_TASK GOAL_
The response is to be the full listing, set down exactly.

_DATA TO USE_
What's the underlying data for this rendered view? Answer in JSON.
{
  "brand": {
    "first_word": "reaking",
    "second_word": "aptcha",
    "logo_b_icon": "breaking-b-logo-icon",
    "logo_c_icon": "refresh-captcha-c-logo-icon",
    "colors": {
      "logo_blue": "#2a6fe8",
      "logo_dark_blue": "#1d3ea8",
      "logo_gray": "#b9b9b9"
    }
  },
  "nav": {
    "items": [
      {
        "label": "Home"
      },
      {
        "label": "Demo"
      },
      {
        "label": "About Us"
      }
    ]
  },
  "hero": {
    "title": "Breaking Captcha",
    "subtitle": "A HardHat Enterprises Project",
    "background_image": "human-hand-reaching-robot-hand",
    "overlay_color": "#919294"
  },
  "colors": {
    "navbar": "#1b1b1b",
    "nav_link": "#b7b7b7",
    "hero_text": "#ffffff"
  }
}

_THE COMPLETED TASK_
What's the underlying data for this rendered view? Answer in JSON.
{
  "brand": {
    "first_word": "reaking",
    "second_word": "aptcha",
    "logo_b_icon": "breaking-b-logo-icon",
    "logo_c_icon": "refresh-captcha-c-logo-icon",
    "colors": {
      "logo_blue": "#2a6fe8",
      "logo_dark_blue": "#1d3ea8",
      "logo_gray": "#b9b9b9"
    }
  },
  "nav": {
    "items": [
      {
        "label": "Home"
      },
      {
        "label": "Demo"
      },
      {
        "label": "About Us"
      }
    ]
  },
  "hero": {
    "title": "Breaking Captcha",
    "subtitle": "A HardHat Enterprises Project",
    "background_image": "human-hand-reaching-robot-hand",
    "overlay_color": "#919294"
  },
  "colors": {
    "navbar": "#1b1b1b",
    "nav_link": "#b7b7b7",
    "hero_text": "#ffffff"
  }
}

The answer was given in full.